Understanding how the knowledge structures of preservice teachers develop as expertise is acquired would seem to be an important aspect of teacher preparation. The purpose of this study was to compare the pedagogical knowledge structures about effective teaching of preservice teachers and teacher educators in the professional preparation programs of two different institutions. Two groups of preservice teachers at two different points in their preparation program at each of the two institutions were asked to complete a concept map (Roehler et al., 1987) about effective teaching. One group completed the concept map just after the first teaching methods course, and the other group completed the map just prior to student teaching. These data were compared with concept maps of teacher educators at each institution. Quantitative and qualitative data revealed differences between the groups of preservice teachers and between the preservice teachers and the teacher educators.
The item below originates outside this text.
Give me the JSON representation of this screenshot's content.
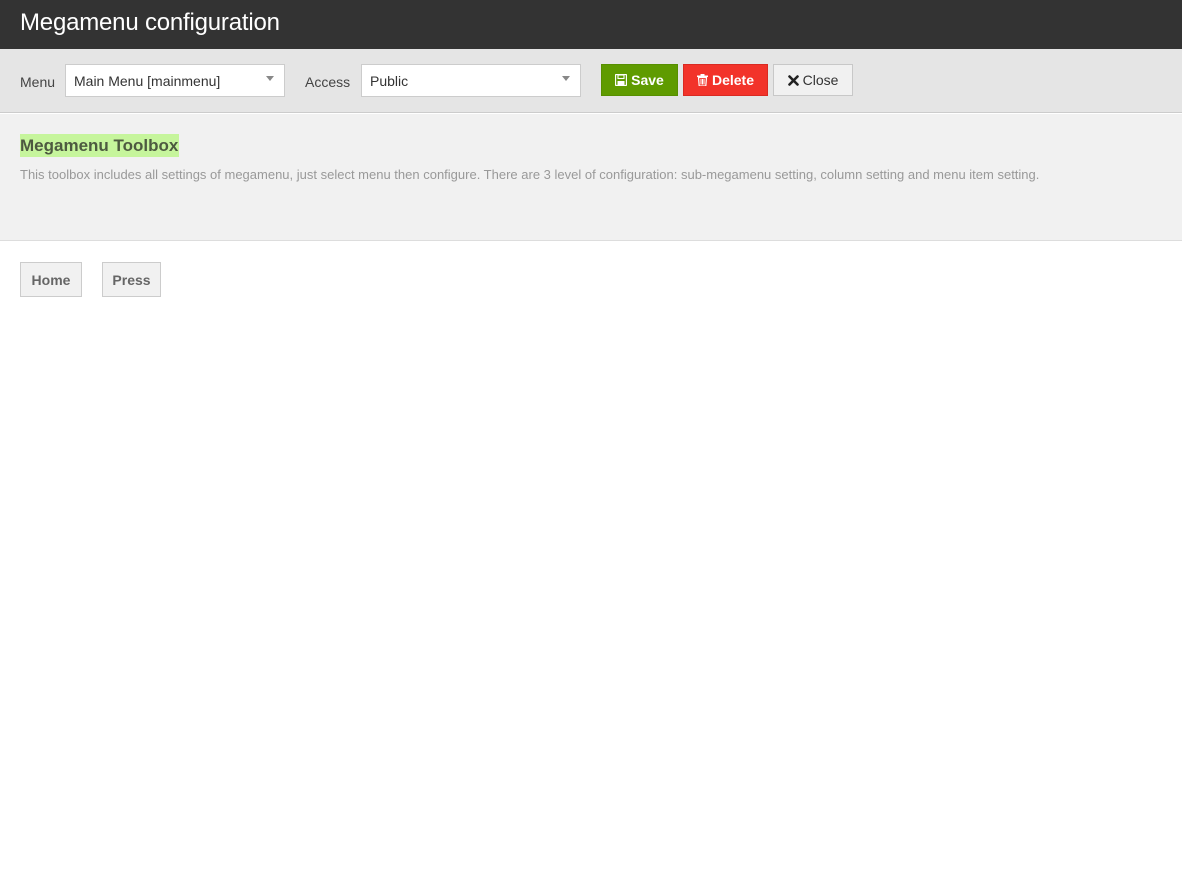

Restricted access

Emily M. Jones, Jun-hyung Baek, and James D. Wyant

Purpose:

The purpose of this study was to investigate the factors influencing preservice teachers’ (PST) experiences integrating technology within a guided action-based research project in the context of student teaching.

Methods:

Participants were enrolled at a rural, mid-Atlantic university (N = 80, 53 male; 27 female). Researchers retrieved archived data from five semesters of physical education (PE) student teaching cohorts. Data sources included: Technology Action Research Project poster presentations (n = 75) and reflective journal entries (n = 234). All identifiable information was removed, and qualitative data were analyzed inductively.

Results:

Three themes and subthemes emerged Student Clientele, Self as Teacher, and Others as Systems of Support as contributing agents in PSTs’ experiences integrating technology.

Discussion/Conclusion:

Results of this study support technology-rich field-based experiences for PSTs that are guided by an action research framework. Findings enhance our understanding of factors that facilitate and hinder early career PE teachers use of technology in teaching and learning settings.